Because of Diana Serra Cary’s passing, I delayed this post for a couple days. My piece on this strange and fascinating film could’ve been twice as long–I hope you find it enlightening!
Now we are able to carry on a determined offensive against the kulaks, break their resistance, eliminate them as a class and replace their output by the output of the collective farms and state farms. Now, dekulakization is being carried out by the masses of poor and middle peasants themselves, who are putting complete collectivization into practice…Consequently it is now ridiculous and foolish to discourse at length on dekulakization.

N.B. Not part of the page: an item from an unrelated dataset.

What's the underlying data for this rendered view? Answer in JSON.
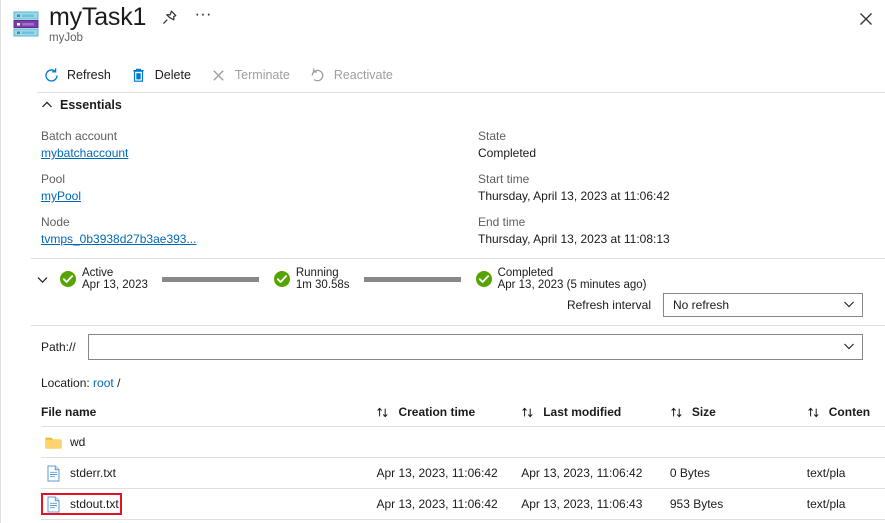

When the head is off, one does not mourn for the hair.
–Stalin’s speech on agrarian policy, December 27, 1929.
…On some occasions, the exemplary organization of local work, even on a small scale, turns out to be more efficient for the State than a large number of State institutions under centralized control.

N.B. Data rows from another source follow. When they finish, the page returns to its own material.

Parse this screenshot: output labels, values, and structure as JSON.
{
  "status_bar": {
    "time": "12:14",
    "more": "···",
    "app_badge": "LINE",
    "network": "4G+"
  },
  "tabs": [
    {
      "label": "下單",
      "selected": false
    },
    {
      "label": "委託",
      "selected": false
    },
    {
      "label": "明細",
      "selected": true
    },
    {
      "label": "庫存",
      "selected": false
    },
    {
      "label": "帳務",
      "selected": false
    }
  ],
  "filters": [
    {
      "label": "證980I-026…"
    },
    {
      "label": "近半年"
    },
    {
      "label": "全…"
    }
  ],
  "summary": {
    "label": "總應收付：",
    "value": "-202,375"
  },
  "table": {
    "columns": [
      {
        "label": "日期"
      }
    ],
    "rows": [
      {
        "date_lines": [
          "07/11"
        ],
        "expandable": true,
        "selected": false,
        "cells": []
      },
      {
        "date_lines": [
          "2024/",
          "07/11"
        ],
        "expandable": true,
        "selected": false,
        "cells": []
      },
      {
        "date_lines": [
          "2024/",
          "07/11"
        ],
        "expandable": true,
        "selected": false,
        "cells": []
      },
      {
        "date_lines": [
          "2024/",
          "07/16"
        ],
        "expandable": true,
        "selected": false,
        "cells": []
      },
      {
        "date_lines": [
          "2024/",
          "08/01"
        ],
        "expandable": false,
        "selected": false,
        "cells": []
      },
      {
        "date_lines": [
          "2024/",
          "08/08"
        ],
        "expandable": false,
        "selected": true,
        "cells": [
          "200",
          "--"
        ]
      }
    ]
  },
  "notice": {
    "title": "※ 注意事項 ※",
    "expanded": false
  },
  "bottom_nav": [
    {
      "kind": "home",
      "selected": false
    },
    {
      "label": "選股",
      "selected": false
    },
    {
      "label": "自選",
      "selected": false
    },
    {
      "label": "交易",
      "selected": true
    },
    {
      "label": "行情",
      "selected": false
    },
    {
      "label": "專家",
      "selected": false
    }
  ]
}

–Lenin quote from the opening titles of Old and New
To many people, the phrase “collective farm” has little meaning. It’s a dry-sounding term, something you might find in wordy papers on yesteryear’s agricultural practices. And that’s partly true. However, few other phrases from the 20th century have such an incomprehensible weight of dramatic, tragic, and deadly history behind them. To say that the two words “collective farm” represents one of the biggest disasters of the last 100 years is putting it in mild terms.

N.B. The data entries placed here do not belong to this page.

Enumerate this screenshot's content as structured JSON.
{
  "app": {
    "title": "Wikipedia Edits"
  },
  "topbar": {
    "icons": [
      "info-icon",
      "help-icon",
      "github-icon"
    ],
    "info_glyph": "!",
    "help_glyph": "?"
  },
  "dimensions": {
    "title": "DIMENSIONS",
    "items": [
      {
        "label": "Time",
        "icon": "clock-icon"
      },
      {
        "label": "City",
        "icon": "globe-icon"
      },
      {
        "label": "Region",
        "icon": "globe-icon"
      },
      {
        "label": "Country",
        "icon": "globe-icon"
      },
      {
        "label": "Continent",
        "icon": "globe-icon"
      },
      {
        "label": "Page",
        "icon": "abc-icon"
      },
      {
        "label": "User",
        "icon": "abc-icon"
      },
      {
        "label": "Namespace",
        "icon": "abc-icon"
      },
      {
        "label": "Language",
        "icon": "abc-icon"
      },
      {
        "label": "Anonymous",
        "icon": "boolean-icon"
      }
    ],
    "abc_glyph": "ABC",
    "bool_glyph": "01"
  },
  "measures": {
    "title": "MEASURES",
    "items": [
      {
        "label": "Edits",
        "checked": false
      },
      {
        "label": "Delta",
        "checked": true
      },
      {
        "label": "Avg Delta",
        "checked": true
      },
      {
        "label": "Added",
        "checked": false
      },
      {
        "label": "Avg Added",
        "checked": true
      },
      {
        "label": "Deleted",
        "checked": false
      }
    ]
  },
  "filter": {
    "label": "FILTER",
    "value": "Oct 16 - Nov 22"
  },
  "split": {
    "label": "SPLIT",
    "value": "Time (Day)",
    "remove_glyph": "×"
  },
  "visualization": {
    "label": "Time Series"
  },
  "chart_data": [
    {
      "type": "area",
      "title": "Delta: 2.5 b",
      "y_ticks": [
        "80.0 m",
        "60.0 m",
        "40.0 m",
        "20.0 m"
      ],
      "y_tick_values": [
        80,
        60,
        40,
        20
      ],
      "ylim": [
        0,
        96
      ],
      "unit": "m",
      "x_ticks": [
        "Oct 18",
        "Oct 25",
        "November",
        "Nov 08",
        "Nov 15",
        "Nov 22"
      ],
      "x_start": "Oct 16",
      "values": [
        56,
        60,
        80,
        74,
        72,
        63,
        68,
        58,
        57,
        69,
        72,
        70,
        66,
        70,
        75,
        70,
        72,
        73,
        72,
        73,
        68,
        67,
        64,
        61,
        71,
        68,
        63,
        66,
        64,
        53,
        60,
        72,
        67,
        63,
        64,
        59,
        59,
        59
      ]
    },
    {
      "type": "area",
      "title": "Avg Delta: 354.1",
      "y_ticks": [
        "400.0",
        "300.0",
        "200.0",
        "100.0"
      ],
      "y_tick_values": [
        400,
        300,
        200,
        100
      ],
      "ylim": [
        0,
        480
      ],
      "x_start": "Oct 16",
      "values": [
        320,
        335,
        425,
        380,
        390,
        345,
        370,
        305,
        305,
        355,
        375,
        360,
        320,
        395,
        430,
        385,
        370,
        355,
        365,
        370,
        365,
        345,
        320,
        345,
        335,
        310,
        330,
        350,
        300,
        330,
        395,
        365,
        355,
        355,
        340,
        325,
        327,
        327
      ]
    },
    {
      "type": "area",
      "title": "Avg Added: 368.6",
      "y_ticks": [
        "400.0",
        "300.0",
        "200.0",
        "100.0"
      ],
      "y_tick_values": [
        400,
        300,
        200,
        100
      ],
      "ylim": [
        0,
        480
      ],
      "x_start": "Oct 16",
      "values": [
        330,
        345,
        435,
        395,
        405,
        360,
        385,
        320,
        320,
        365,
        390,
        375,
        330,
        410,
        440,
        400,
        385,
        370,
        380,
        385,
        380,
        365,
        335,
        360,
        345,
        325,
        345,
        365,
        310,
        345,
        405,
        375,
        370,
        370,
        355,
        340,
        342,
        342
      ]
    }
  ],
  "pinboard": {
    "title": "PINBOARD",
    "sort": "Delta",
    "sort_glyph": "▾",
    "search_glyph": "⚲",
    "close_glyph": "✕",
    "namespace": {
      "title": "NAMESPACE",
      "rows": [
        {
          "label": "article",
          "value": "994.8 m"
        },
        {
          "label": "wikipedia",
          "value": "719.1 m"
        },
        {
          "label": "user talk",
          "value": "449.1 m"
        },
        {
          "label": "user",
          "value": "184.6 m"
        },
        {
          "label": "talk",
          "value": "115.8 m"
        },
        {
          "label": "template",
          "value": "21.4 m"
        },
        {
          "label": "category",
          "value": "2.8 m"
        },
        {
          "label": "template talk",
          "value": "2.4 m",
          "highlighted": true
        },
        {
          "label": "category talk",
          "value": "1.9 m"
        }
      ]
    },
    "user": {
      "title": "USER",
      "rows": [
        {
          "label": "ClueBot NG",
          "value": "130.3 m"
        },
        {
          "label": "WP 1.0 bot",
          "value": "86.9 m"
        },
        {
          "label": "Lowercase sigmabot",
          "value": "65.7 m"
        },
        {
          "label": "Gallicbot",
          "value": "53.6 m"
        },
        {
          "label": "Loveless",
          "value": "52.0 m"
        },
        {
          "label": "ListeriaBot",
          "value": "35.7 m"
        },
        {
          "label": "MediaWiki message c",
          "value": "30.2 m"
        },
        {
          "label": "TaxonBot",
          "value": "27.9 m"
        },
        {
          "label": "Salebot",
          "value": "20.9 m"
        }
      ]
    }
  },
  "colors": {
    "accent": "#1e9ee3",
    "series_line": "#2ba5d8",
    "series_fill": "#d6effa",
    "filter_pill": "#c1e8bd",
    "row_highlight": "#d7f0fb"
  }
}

When Eisenstein began work on the often-overlooked The General Line, later called Old and New (The Old and the New, technically) he was ostensibly doing his duty as a loyal Soviet director. One of the great plans of the communist Soviet government (its “general line,”) was to restructure the very foundation of the USSR: its agriculture. Old and New’s propaganda on this weighty topic would perhaps be the most blatant of Eisenstein’s career. It’s a pity he didn’t have a crystal ball. Continue reading →